Environmental Factors in NAFLD/NASH
Dietary components, inadequate amounts of exercise, and sleep must also be considered as pathogenetic factors. The most effective methods of management of patients with NAFLD are based on lifestyle interventions to improve all 3.
Shahzad and colleagues proposed that increased consumption of polyunsaturated fatty acid (PUFA) might be associated with NAFLD. They studied adults participating in the Third National Health and Nutrition Examination Survey (NHANES III) who were identified as having NAFLD. Total PUFA intake and linoleic acid consumption were found to significantly increase the risk for NAFLD, especially in the Mexican American population.
Fructose overconsumption in Western diets has also been linked to NAFLD. In animal models, high fructose intake leads to metabolic disturbances that can result in chronic low-grade inflammation and the development of type 2 diabetes and cardiovascular disease.
Kienbacher and colleagues suggest that excess intake of fructose may affect the gut-liver axis by increasing intestinal permeability, bacterial translocation, and inflammation. Fructose overconsumption can act as a "hepatotoxin," serving as a second hit in those with preexisting metabolic diseases or a genetic predisposition, such as the PNPLA3 genotype.
Little is known about the optimum duration and intensity of physical activity. Long and colleagues examined the association between objectively measured activity using accelerometry and fatty liver in a cross-sectional study of participants in the Framingham Heart Study.
On average, participants engaged in 27 minutes daily of moderate to vigorous physical activity. After adjustment for age, increasing activity was associated with lower BMI and reduced steatosis. Each 30-minute-per-day increase in physical activity reduced the odds of fatty liver by 60%. For participants who met the national physical activity recommendations of engaging in at least 150 minutes per week of moderate to vigorous activity, the odds of fatty liver was reduced by 49% compared with those who did not meet these recommendations.

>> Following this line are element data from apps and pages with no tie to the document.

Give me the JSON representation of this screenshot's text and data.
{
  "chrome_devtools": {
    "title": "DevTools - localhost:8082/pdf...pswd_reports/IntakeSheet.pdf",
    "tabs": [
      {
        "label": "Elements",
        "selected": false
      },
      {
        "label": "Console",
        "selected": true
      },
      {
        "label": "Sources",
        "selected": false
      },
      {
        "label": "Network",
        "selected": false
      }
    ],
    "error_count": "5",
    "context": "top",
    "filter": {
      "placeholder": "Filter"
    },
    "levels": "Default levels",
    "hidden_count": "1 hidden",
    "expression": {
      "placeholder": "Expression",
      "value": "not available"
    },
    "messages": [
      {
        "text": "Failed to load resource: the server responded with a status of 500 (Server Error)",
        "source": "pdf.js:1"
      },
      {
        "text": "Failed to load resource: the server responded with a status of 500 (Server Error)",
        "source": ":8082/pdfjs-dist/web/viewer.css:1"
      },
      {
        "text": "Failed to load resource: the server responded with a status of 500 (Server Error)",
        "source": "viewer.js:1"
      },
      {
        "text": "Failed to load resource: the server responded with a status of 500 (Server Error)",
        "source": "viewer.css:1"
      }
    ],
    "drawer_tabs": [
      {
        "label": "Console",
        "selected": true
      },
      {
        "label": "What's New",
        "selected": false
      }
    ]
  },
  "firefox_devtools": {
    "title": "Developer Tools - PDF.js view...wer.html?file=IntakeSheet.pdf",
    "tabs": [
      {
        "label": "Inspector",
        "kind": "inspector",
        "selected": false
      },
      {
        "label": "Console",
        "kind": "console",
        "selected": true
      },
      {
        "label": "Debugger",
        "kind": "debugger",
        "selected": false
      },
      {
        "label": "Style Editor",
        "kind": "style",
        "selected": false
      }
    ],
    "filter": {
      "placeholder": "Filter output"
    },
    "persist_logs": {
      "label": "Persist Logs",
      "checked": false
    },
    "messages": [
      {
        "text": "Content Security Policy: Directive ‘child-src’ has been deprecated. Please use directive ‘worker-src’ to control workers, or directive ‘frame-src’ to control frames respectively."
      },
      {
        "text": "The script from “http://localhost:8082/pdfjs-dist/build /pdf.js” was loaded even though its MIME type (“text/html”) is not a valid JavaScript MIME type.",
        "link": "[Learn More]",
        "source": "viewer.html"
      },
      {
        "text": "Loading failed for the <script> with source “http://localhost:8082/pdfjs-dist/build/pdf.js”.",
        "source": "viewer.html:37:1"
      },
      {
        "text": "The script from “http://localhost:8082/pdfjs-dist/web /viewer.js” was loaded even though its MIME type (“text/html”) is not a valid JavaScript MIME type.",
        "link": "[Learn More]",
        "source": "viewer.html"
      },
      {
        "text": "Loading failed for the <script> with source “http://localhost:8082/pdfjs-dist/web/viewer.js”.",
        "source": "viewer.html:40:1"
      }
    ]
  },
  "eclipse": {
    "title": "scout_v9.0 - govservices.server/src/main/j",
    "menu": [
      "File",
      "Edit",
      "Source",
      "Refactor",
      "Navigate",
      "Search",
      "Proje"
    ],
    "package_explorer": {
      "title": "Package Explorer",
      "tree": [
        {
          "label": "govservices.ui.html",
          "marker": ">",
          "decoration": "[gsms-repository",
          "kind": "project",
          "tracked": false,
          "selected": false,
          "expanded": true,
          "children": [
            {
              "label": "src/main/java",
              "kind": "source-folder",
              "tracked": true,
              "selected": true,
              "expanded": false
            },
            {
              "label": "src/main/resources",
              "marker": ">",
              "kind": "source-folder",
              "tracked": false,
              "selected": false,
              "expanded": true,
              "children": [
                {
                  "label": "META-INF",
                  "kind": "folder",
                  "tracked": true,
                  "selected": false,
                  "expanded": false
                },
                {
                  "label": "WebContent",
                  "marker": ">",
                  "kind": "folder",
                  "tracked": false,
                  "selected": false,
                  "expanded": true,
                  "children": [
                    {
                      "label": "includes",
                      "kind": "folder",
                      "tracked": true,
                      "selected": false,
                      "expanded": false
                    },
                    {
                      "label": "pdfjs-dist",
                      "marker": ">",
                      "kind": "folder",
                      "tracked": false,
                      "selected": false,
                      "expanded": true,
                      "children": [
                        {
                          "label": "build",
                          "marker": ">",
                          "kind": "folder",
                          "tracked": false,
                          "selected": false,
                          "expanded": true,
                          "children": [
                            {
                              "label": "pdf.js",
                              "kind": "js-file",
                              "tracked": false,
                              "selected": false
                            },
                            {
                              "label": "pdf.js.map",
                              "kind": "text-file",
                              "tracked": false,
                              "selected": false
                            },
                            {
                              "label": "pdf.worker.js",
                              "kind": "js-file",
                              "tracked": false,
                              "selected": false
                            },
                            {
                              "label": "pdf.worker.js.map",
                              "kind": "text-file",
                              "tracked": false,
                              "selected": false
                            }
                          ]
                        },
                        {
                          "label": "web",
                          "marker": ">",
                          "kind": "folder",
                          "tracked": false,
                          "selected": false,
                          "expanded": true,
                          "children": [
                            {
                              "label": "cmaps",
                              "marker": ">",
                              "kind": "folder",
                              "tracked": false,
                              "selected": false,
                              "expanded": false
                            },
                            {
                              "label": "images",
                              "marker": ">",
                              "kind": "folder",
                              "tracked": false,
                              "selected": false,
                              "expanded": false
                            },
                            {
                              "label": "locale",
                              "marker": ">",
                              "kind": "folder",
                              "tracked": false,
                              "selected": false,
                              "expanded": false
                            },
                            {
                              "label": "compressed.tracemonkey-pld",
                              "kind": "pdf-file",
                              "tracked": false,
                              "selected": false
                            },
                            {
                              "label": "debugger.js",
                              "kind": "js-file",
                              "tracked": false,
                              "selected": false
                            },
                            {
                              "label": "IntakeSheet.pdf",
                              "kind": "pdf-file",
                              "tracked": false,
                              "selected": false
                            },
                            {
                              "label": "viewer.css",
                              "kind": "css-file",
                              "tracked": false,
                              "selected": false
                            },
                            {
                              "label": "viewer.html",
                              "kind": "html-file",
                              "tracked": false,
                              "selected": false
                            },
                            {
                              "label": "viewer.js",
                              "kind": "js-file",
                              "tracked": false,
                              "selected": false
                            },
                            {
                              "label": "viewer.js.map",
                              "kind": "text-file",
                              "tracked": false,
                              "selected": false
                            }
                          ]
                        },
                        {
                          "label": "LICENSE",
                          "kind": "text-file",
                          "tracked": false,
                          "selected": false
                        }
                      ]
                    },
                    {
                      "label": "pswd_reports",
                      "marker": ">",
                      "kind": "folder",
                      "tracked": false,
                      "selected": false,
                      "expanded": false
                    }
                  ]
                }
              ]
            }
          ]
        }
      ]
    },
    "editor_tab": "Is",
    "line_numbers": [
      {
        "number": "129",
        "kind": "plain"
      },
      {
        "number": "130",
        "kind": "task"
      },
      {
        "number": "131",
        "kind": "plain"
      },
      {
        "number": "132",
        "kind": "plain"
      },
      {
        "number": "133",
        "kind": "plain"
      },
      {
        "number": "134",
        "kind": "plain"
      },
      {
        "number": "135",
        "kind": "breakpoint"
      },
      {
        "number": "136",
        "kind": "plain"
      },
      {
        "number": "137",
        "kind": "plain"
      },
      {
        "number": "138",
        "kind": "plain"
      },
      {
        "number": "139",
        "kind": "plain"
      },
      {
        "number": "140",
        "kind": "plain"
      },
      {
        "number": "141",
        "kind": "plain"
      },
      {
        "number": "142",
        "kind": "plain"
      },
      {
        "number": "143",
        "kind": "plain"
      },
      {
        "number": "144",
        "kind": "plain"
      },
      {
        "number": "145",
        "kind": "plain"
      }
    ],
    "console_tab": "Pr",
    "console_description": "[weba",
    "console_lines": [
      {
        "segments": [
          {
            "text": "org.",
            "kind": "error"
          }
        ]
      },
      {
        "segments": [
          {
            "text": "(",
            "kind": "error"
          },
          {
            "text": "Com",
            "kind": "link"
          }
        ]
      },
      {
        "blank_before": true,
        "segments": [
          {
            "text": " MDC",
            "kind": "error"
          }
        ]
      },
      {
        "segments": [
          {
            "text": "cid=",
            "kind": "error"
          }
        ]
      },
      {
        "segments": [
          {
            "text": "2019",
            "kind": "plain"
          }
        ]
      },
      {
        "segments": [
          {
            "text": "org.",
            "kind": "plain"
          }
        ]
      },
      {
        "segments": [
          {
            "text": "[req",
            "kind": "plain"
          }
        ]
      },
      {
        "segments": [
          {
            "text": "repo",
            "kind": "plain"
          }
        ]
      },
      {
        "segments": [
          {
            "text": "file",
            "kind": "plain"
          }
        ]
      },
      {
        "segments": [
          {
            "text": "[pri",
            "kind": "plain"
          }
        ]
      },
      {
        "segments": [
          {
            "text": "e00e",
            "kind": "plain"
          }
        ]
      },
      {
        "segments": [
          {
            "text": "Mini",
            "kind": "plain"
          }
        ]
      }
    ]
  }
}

The duration and quality of sleep affect metabolic and histologic features in patients with NAFLD. Kochhar and colleagues analyzed 689 adult patients with a clinical diagnosis of NAFLD and uncovered sleep deprivation in 36%, sleep difficulty in 67%, and sleep apnea in 41%. Sleep apnea was associated with an increased BMI and an increased risk for diabetes, hypertension, steatosis, and possibly fibrosis.
Medscape Gastroenterology © 2014 WebMD, LLC
Cite this: William F. Balistreri. Advances in Liver Disease - Medscape - Jun 19, 2014.